Tuesday, August 23, 2005

THE TYRANNY OF CROWDS In Silicon Valley, Google is now viewed more as a threat than as an innovative underdog--that's the upshot of Gary Rivlin's piece in today's Times.

But the article never mentions a recent development that reinforces the idea that Google deserves to be feared rather than cheered.

Namely: Last week, in a stunningly tone-deaf move, Google subsidiary Blogger--the platform used by many blogs, including CONTRAPOSITIVE--added a flagging button to most of its web pages. The button provides blog readers a user-friendly mechanism to notify the company when "objectionable content" has been encountered:

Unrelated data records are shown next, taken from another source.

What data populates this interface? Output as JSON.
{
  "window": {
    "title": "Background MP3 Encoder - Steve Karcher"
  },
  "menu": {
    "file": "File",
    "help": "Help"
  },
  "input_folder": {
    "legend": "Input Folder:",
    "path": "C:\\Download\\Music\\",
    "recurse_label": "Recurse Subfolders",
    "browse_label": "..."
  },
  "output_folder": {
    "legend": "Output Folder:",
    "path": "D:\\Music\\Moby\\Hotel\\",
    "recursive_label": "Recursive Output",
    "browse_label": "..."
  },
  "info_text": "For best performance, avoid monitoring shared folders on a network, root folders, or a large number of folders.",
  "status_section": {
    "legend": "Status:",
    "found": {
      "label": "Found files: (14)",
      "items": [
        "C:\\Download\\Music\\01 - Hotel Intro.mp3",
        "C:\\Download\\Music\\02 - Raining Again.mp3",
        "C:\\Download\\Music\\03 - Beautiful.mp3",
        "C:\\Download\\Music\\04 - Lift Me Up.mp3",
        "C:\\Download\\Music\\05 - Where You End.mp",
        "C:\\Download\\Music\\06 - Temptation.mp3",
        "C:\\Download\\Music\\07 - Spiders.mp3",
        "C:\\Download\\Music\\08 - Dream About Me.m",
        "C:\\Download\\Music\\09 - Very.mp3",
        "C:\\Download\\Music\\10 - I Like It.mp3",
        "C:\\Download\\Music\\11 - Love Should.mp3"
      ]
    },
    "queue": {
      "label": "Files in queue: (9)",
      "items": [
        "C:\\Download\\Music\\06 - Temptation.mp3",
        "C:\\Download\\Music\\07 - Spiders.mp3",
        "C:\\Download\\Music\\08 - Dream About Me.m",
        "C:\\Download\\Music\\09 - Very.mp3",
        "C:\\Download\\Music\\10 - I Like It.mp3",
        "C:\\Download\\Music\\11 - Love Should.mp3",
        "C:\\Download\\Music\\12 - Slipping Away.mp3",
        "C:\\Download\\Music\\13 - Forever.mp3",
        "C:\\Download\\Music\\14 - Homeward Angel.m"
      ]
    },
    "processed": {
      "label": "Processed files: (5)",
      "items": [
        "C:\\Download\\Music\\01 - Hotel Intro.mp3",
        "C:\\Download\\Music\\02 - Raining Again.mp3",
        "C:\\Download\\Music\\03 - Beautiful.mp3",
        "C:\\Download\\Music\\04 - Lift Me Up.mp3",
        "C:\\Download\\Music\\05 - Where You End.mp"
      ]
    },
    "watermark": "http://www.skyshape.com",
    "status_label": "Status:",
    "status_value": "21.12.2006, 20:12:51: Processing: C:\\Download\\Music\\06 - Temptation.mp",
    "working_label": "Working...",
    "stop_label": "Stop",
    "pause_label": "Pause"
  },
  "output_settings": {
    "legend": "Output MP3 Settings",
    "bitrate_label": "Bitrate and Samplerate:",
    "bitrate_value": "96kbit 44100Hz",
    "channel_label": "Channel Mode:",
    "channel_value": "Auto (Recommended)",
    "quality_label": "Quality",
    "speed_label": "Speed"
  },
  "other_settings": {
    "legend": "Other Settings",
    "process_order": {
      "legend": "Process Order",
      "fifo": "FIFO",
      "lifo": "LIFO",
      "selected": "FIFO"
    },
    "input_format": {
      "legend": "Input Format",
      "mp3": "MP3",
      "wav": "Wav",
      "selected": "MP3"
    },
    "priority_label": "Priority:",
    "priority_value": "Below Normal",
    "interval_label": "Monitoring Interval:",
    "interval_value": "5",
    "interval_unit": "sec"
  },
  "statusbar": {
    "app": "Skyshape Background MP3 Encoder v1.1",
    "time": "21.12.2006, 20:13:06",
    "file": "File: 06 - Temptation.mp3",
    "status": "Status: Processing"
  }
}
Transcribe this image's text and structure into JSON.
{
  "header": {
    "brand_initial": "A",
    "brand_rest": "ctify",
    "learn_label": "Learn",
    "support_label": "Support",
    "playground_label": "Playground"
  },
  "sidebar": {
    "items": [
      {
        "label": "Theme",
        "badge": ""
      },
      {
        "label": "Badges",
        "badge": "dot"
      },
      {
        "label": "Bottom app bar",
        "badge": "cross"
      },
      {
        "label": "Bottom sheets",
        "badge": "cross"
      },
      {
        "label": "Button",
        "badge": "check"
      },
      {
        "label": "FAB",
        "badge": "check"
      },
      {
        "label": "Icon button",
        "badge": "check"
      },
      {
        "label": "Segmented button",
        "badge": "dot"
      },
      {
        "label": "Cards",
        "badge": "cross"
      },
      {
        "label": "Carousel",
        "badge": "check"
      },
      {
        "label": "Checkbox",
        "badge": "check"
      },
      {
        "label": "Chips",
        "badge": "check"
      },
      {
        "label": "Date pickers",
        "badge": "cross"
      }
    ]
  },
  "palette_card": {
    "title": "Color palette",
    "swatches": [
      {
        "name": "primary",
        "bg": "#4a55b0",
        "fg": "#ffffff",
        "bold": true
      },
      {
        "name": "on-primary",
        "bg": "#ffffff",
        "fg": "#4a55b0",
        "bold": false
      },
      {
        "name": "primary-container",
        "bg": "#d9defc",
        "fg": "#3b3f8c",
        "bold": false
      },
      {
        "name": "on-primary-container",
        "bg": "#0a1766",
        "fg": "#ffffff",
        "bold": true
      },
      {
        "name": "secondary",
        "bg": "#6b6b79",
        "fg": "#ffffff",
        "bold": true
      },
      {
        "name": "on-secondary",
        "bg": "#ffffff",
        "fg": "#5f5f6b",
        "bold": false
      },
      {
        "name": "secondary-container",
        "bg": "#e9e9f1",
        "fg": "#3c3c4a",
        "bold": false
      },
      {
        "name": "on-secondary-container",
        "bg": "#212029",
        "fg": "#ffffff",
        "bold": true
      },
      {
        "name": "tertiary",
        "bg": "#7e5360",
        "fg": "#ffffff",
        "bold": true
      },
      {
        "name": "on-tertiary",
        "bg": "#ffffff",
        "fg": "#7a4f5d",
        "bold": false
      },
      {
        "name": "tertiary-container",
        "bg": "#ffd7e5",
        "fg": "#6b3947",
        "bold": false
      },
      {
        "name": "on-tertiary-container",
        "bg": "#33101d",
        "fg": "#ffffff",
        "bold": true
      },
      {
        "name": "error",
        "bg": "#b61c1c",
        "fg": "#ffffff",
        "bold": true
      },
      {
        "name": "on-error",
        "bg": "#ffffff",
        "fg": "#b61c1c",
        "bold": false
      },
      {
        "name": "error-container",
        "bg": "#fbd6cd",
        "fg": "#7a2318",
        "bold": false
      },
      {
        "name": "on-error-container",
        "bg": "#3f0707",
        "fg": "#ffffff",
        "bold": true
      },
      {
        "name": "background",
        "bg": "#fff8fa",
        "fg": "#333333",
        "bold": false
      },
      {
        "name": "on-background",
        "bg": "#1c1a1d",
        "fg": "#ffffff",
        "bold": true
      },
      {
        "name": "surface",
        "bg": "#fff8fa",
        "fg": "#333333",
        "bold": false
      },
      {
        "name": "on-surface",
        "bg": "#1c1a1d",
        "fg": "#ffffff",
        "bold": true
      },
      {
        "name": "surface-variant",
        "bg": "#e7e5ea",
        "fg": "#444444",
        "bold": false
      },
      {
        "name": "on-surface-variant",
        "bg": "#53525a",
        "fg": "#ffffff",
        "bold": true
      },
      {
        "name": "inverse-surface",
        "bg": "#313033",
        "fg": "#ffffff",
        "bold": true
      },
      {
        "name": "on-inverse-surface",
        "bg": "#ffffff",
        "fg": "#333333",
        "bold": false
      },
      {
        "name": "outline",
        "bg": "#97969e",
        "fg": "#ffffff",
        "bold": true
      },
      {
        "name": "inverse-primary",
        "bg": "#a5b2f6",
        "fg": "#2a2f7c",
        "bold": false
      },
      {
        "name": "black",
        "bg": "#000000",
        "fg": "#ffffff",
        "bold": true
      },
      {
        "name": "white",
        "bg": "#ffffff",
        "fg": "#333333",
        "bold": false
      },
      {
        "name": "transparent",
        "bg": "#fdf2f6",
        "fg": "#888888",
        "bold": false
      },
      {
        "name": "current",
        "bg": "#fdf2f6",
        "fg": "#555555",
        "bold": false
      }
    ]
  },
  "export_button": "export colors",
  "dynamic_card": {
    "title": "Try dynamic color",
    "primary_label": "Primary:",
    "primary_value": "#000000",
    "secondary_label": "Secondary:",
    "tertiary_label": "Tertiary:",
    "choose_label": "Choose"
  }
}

Have you ever found yourself clicking the Next Blog button over and over again only to come across a blog that wasn't exactly to your taste? Maybe it was politically incorrect, potential hurtful, or just plain gross? Well, one person's vulgarity is another's poetry. Or something like that. When it comes to judging which is which, things can get a little tricky.

That is why we have launched a new feature on the Blogger Navbar called Flag As Objectionable. This feature allows the blogging community as a whole to identify content they deem objectionable. Have you read THE WISDOM OF CROWDS? It's sort of like that.
(For complicated reasons not worth going into, the "Flag?" button doesn't appear on CONTRAPOSITIVE. But you can see it here and on most Blogger blogs.)

Elsewhere, Blogger clarifies:

The Flag button is not censorship and it cannot be manipulated by angry mobs. Political dissent? Incendiary opinions? Just plain crazy? Bring it on...

We generally do not review the content posted through our service but our responsibility extends beyond Blogger users to casual readers of Blog*Spot.

The "Flag?" button is a means by which readers of Blog*Spot can help inform us about potentially questionable content, so we can prevent others from encountering such material by setting particular blogs as "unlisted." This means the blog won't be promoted on Blogger.com but will still be available on the web.


We track the number of times a blog has been flagged as objectionable and use this information to determine what action is needed...

When the community has voted and hate speech is identified on Blog*Spot, Google may exercise its right to place a Content Warning page in front of the blog and set it to "unlisted."
The development has received scarcely any press so far (at least according to Google-owned Google News) and the few mentions it has received were written in praise of the anti-spam aspect of the new program.

But clearly, we're dealing with a slippery slope here: On the one hand, Google informs us that the new flagging mechanism has nothing to do with censorship. But at the same time, without defining the term "hate speech" the company tells us:

When the community has voted and hate speech is identified on Blog*Spot, Google may exercise its right to place a Content Warning page in front of the blog.
I concede: I'm not even sure what a "Content Warning page" is. But for a company with a core mission of making information accessible and useful, Google has done frighteningly little, thus far, to explain what safeguards are in place to prevent blogs from being delisted simply because large numbers of people find their content distasteful.

And that's troubling.

It's troubling because when it comes to assessing the admissibility of speech and creative expression, bringing popular will into the equation is exactly the wrong approach.

Look: I'm all for taking advantage of group dynamics and open-source solutions in any number of arenas--particularly on the internet.

But, simply put, the limits of public discourse shouldn't be defined through a popularity contest.

And I'd hope that a company at the center of worldwide information aggregation and dissemination would be sensitive to even the appearance of doing that.

That said, don't get me wrong: Delisting blogs from Blogger.com isn't, substantively, that big a deal. The company isn't de-activating these blogs, or--just as destructive--removing them from Google search results.

But it's hard to see what principle stands between this recent step and an expansion of the new program into something broader:

Find a website with objectionable content? Use the Google toolbar to flag it. If enough people agree, the site gets excluded from Google search results and effectively flushed down the memory hole.

Run a newspaper that takes questionable editorial stances? You may find yourself excluded from Google News and effectively shut out of the public discussion.
We're not there yet--not nearly. But it would be encouraging to hear Google explain at much greater length why the flagging feature doesn't start us down that road.

CONTRAPOSITIVE is edited by Dan Aibel. Dan's a playwright. He lives in New York City.